Not-for-profit health systems increasingly recruited talent from outside the traditional healthcare industry in 2021, after executive burnout and more frequent hospital mergers spurred a labor shortage. Many looked for candidates from areas with a strong consumer presence and digital strategies, said Marc Hallee, a senior consultant at Korn Ferry.
Recruiters were also interested in attracting and retaining talent from different backgrounds. While organizations had diversity, equity and inclusion initiatives pre-pandemic, labor shortages and competition put a steep price on access to diverse talent pools, Hallee said.
Employers turned to three-year incentive programs to retain this talent instead of shorter-term programs that last a couple months to a year. The longer programs slowed turnover by forcing executives to stay in order to receive their rewards, such as higher bonuses or new employee benefits. Longer incentives also helped hospitals attract executives through promises of more ambitious goals, like addressing diversity in workforce composition and building recruitment pipelines for applicants, Hallee said.
Many long-term incentive programs combined internal employee assessments with leadership development programs that would coach workers and connect them with leaders to create clear succession paths.
Sentara Healthcare’s SafeSpace conversations allowed underrepresented members of the workforce to talk about racial trauma following George Floyd’s death and amid COVID-19 vaccine distrust. Partnerships with community organizations allowed the health system to aid underemployed individuals with 100,000 boxes of food and a pilot educational program.

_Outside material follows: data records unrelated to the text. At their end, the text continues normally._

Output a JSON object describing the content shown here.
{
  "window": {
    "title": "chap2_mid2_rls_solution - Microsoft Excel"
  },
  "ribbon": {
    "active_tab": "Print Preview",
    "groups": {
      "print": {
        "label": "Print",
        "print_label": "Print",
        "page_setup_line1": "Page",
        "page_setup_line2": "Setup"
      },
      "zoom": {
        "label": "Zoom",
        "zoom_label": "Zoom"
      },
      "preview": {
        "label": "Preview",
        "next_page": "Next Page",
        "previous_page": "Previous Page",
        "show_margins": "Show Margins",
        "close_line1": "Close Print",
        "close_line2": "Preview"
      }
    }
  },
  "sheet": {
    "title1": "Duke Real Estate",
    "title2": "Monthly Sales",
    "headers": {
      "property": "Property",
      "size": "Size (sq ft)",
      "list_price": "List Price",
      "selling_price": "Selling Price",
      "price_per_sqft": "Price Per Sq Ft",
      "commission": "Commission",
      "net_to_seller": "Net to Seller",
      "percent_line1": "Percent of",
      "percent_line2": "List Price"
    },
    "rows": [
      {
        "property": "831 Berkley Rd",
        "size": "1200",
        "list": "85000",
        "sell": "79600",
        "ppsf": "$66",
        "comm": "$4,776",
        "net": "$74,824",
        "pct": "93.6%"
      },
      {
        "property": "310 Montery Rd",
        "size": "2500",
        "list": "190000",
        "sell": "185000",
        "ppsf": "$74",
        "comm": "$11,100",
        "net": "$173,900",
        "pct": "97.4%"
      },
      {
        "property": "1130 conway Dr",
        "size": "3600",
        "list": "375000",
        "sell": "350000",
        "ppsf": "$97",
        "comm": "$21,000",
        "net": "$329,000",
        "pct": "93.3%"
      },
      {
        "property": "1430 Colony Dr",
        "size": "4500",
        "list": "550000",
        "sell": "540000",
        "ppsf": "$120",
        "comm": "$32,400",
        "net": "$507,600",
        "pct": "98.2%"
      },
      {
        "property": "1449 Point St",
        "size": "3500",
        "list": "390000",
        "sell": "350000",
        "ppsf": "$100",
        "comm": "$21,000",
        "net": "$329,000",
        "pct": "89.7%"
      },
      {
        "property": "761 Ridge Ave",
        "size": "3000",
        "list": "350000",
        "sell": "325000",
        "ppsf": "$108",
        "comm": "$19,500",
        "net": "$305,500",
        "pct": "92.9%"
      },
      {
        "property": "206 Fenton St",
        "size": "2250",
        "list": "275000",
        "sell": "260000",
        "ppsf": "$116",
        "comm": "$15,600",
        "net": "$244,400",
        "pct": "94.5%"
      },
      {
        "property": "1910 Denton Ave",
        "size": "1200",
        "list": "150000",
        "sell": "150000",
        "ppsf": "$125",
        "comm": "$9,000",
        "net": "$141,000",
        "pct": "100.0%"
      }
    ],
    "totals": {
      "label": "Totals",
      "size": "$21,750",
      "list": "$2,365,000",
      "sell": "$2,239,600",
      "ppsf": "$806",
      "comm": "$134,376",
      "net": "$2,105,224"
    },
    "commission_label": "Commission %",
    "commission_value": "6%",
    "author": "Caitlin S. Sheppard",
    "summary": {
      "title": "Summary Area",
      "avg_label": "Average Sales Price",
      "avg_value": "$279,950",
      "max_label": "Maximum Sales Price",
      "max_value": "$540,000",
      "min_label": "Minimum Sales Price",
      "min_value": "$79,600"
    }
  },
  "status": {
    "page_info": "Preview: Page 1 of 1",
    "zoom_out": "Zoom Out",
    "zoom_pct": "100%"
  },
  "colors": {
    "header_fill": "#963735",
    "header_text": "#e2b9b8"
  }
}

“We hope the pilot program will remove barriers and create pathways into healthcare and other skilled career opportunities for a more diverse workforce,” Becky Sawyer, executive vice president and chief people officer at Sentara Healthcare, wrote in a June 2021 op-ed for Modern Healthcare.
In some cases, not-for-profit systems rolled their talent acquisitions department under their chief diversity officer, effectively building human resources into the role, Hallee said.
“The pandemic permanently changed the nature of the employer-employee relationship and not in a way that employers or boards probably would want,” said Steve Sullivan, managing director at the Chicago office of executive compensation consulting firm Pearl Meyer.
Some providers are working with compensation committees to offer executives non-qualified retirement plans as part of performance-driven long-term incentives. Those packages were rare just three years ago, Sullivan said.
Not-for-profit systems also floated car allowances, estate planning advisory services and hybrid life insurance plans as perks to attract talent, he said, adding, “You’re in a market where the pendulum has swung to the seller, not the buyer.”
Some health systems set performance incentives based on the frequency and quality of healthcare leaders’ interactions with front-line staff.
But it is critical that organizations continue to evolve how they plan to address wellness. The “warp speed” rate of acquisitions, fueled by the availability of private capital in the industry, sparked quick ownership changes, which has contributed to layoff fears, said Paul Keckley, author of the Keckley Report.
“Some of the CEOs that I talked to say, I’m going out with my folks to see how people are feeling,” Keckley said. “But the ones that have the biggest concerns might not want to voice those and you’ve got to have an outlet for that.”
Many employers assumed hourly wage, unlicensed workers—who account for up to half the healthcare workforce—would remain a reliable labor source as long as employers paid well, Keckley said. But competition for hourly talent increased during 2021. Many providers are sending messages to their employees that some hourly work will be outsourced to reduce costs. CEOs may struggle to retain staff if they don’t address hourly staff working conditions or those of fellow executives and mid-level employees, Keckley said.